Yet, on one visit to the village of Kudeh, for example, Keshavjee found that post-Soviet “assistance” was basically nonexistent. As Keshavjee demonstrates using data from surveys, interviews, and observations, the Bamako Initiative’s fundamentally neoliberal approach to health came with dangerous side effects. The problem was not that people were unwilling to pay for medicines or that they were resistant to market-oriented changes. It was that they were unable to pay for even the most basic necessities. As a result, a purportedly rational system based on user fees might not only alienate vulnerable potential patients (consumers). It might also discourage them from utilizing the system. Paradoxically, the difficult decisions vulnerable people have to make often translate into assumptions that people living in poverty are unable or unwilling to act in their own best interest as citizens who appropriately take care of themselves.

Indeed, as Keshavjee illustrates, this is one of the most harmful underpinnings of neoliberal approaches to health care that have at their root unwavering and blind faith in privatization and corporate-like managerialism. In one particularly vivid ethnographic example, Keshavjee tells the story of Misha, the head dentist at the Central Dental Clinic in the town of Khorog, as he fought to make services accessible in the new fee-based system. Misha sought assistance from AKF, requesting a modest grant (US $500) so that he could keep the clinic open and treat people for free. The emergency grant was secured, but when Keshavjee returned two weeks later, the grant had been transformed into a small-business loan, funded by an AKF-sponsored project designed to boost local business and, ultimately, privatization. Individuals with dental problems delayed seeking services and were forced to compromise their health at the hand of “a significant moral transformation in global health” in which patients “were now viewed as customers” (p. 116).

In addition to the effects of neoliberalism on contemporary global health, two important insights come from the ethnographic vignettes such as Misha’s. First, as much scholarship in medical anthropology richly documents, pharmaceuticals are imbued with meaning; they are significant social actors involved not only in the cultural, political, and economic changes that drive global health initiatives such as Bamako, but also in the intricacies of everyday life and peoples relationships with one another. Second, global health and other types of development projects and policies bring about unintended and often harmful consequences for those struggling to provide and receive medical care. Such side effects are rarely considered in program design or implementation. There is a wealth of scholarship in medical anthropology that speaks directly to these points.

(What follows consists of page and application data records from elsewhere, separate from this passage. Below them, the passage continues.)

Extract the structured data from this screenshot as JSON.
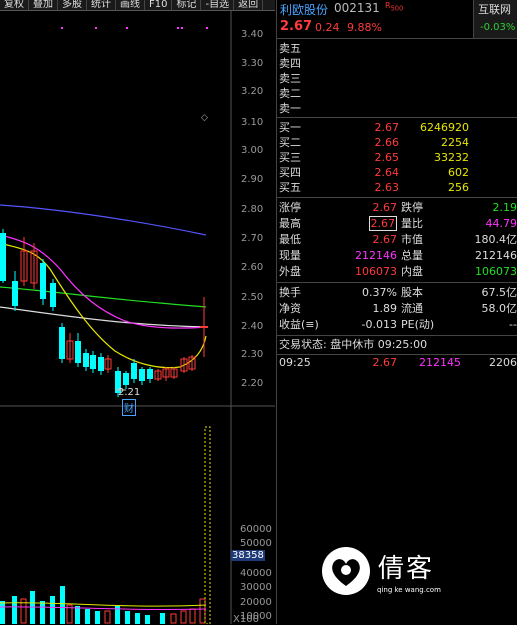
{
  "toolbar": [
    "复权",
    "叠加",
    "多股",
    "统计",
    "画线",
    "F10",
    "标记",
    "-自选",
    "返回"
  ],
  "stock": {
    "name": "利欧股份",
    "code": "002131",
    "r_badge": "R",
    "r_sub": "500",
    "price": "2.67",
    "change": "0.24",
    "pct": "9.88%"
  },
  "index": {
    "name": "互联网",
    "value": "-0.03%"
  },
  "ask": [
    {
      "label": "卖五",
      "price": "",
      "vol": ""
    },
    {
      "label": "卖四",
      "price": "",
      "vol": ""
    },
    {
      "label": "卖三",
      "price": "",
      "vol": ""
    },
    {
      "label": "卖二",
      "price": "",
      "vol": ""
    },
    {
      "label": "卖一",
      "price": "",
      "vol": ""
    }
  ],
  "bid": [
    {
      "label": "买一",
      "price": "2.67",
      "vol": "6246920"
    },
    {
      "label": "买二",
      "price": "2.66",
      "vol": "2254"
    },
    {
      "label": "买三",
      "price": "2.65",
      "vol": "33232"
    },
    {
      "label": "买四",
      "price": "2.64",
      "vol": "602"
    },
    {
      "label": "买五",
      "price": "2.63",
      "vol": "256"
    }
  ],
  "stats": {
    "zt_l": "涨停",
    "zt_v": "2.67",
    "dt_l": "跌停",
    "dt_v": "2.19",
    "high_l": "最高",
    "high_v": "2.67",
    "lb_l": "量比",
    "lb_v": "44.79",
    "low_l": "最低",
    "low_v": "2.67",
    "mv_l": "市值",
    "mv_v": "180.4亿",
    "xl_l": "现量",
    "xl_v": "212146",
    "zl_l": "总量",
    "zl_v": "212146",
    "wp_l": "外盘",
    "wp_v": "106073",
    "np_l": "内盘",
    "np_v": "106073",
    "hs_l": "换手",
    "hs_v": "0.37%",
    "gb_l": "股本",
    "gb_v": "67.5亿",
    "jz_l": "净资",
    "jz_v": "1.89",
    "lt_l": "流通",
    "lt_v": "58.0亿",
    "sy_l": "收益(≡)",
    "sy_v": "-0.013",
    "pe_l": "PE(动)",
    "pe_v": "--"
  },
  "status": "交易状态: 盘中休市 09:25:00",
  "tick": {
    "time": "09:25",
    "price": "2.67",
    "vol": "212145",
    "num": "2206"
  },
  "axis": {
    "price_ticks": [
      "3.40",
      "3.30",
      "3.20",
      "3.10",
      "3.00",
      "2.90",
      "2.80",
      "2.70",
      "2.60",
      "2.50",
      "2.40",
      "2.30",
      "2.20"
    ],
    "vol_ticks": [
      "60000",
      "50000",
      "40000",
      "30000",
      "20000",
      "10000"
    ],
    "vol_highlight": "38358",
    "vol_unit": "X100"
  },
  "annotations": {
    "low": "2.21",
    "event": "财"
  },
  "watermark": {
    "text": "倩客",
    "url": "qing ke wang.com"
  },
  "colors": {
    "up": "#ff3b3b",
    "down": "#00ffff",
    "bg": "#000000"
  }
}
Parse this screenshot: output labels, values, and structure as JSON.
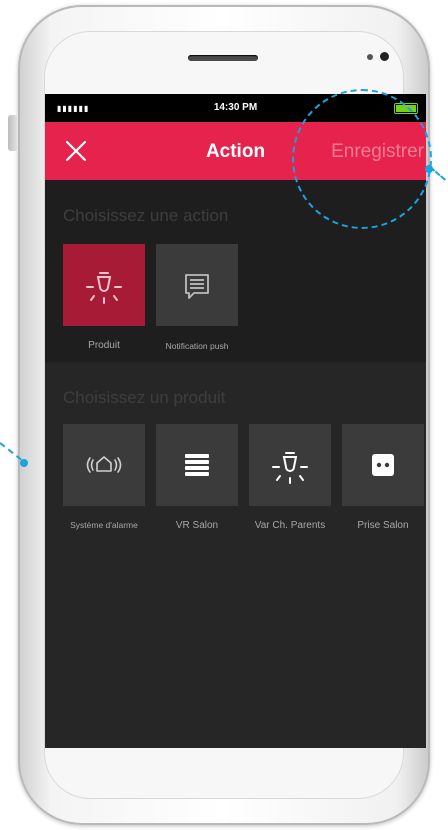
{
  "status_bar": {
    "signal": "▮▮▮▮▮▮",
    "time": "14:30 PM"
  },
  "header": {
    "title": "Action",
    "close_icon": "close-icon",
    "save_label": "Enregistrer"
  },
  "actions": {
    "title": "Choisissez une action",
    "items": [
      {
        "label": "Produit",
        "icon": "light-bulb-icon",
        "selected": true
      },
      {
        "label": "Notification push",
        "icon": "message-icon",
        "selected": false
      }
    ]
  },
  "products": {
    "title": "Choisissez un produit",
    "items": [
      {
        "label": "Système d'alarme",
        "icon": "alarm-home-icon"
      },
      {
        "label": "VR Salon",
        "icon": "roller-shutter-icon"
      },
      {
        "label": "Var Ch. Parents",
        "icon": "light-bulb-icon"
      },
      {
        "label": "Prise Salon",
        "icon": "power-outlet-icon"
      }
    ]
  },
  "colors": {
    "accent": "#e5234d",
    "selected_tile": "#a81b37",
    "tile": "#3b3b3b",
    "annotation": "#1aa3dc"
  }
}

Keshavjee’s ethnography and its relevance to anthropology and global public health would have been strengthened if he had engaged with these important literatures as well as with the significant medical anthropological literatures about global health and cultural and political aspects of health and health care reforms in Eastern Europe and Eurasia, much of which speaks directly to Blind Spot’s attention to the often paradoxical outcomes of NGO-driven interventions that fail or cause harm. The importance of Keshavjee’s book (and anthropology) for improving global health efforts would also be bolstered if he had included a brief but more in-depth discussion of the research methods he employed and why anthropology should be a part of all development projects.

Despite these shortcomings, the book demonstrates consequences of privatization and neoliberalism for global health and the importance of anthropology for public health and development work. Blind Spot will be of interest to scholars and students who work in Eastern Europe and Eurasia and those who specialize in medical anthropology, global health, and development studies as well as non-academic global health professionals.